Joe Biden has been elected the 46th president of the United States ending tumultuous years under Donald Trump. In an age of growing Chinese power, it is anticipating to see what the Biden administration would mean for Southeast Asia, a crucial battlefield for influence vis-à-vis China.
Donald Trump’s foreign policy towards Southeast Asia was chaotic, incoherent, and flawed. The US-China relations hit an all-time low in Trump’s administration. During Trump’s term, the relations between the US and China plummeted over various issues such as Hongkong, Coronavirus, and Xinjiang. Trump took a confrontational stance against China. The Trump administration also punished Huawei and Tiktok arguing both posed national security threats because they are from China. His other mishap was the withdrawal from the Trans-Pacific Partnership.
Biden’s administration signals some changes, marking an end to an erratic decision making of the Trump’s administration. Regarding China, he may take a tough approach giving continuity to Trump’s administration. In one debate during his campaign trail, he called Chinese President Xi Jinping ‘a thug’. One of his campaigns also says that he will lead America to win the competition for the future against China. Biden would also collectively work with the US allies to challenge China.
Biden administration would represent a more consistent narrative than Trump’s. Biden, a long-serving member of the Senate Foreign Relation Committee would revive the State Department. To conduct policy regarding Southeast Asia, Trump seemed to have a desire to micromanage from his office. Key diplomatic posts in the region were vacant and there were several political appointees. Trump’s term wasn’t motivating for Foreign Service Officers. Biden is likely to give more authority to his diplomats and officers in the region to formulate and implement the policy. This can create a balanced policy as officers have experiences and represented American values to the world.
There are some hopes that Biden’s administration will emphasize the Southeast Asian countries as his senior advisor Anthony Blinken has promised “President Biden will show up and engage ASEAN on critical issues.” There are hopes that the U.S policy will be formulated well in the region.

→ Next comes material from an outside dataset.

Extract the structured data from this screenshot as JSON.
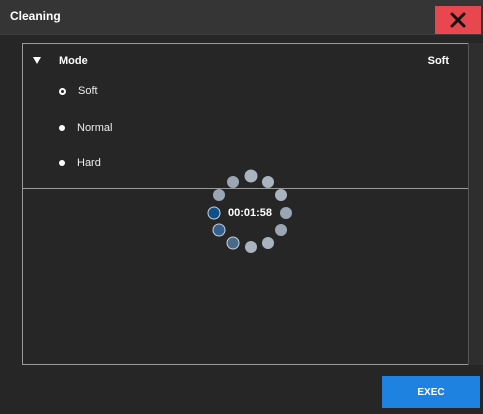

During Trump’s presidency, there were no consistent narratives so the regional countries were unclear where to position themselves for regional influences. For example, Vietnam, America’s closest Asian ally didn’t know whether America supports it or not during Trump’s term. During one interview with Fox News, Trump called Vietnam the ‘single worst abuser’ on trade with America. So, during Biden’s presidency, clear narratives and messages are expected for the regional allies that help to position themselves for regional influence. It is also likely that the Southeast Asian allies of the US are likely to get more support from Biden’s administration.
For Asia, whether he will be the second version of Obama or the lighter version of Trump, it is yet to be seen, but his foreign policy in the region is likely to be balanced and consistent.
Many readers are flocking to the Mero Tribune for a broad range of views by the world’s foremost thinkers and leaders. Recently, Maneka Gandhi, Former Women and Child Development Minister of India and Member of Parliament from Bharatiya Janata Party, Dr. Poonam Khetrapal Singh, WHO Regional Director for Southeast Asia, Advaita Kala, Indian Author, and Screenwriter of the romantic movie ‘Anjaana Anjaani’ and the thriller ‘Kahaani’, and Leela Mani Paudyal, former Ambassador of Nepal to China have written exclusively for us.
The Tribune is committed to publishing a diversity of opinions. We’d like to hear from you. Send your articles to our email: email@example.com.
Follow the Mero Tribune on Facebook.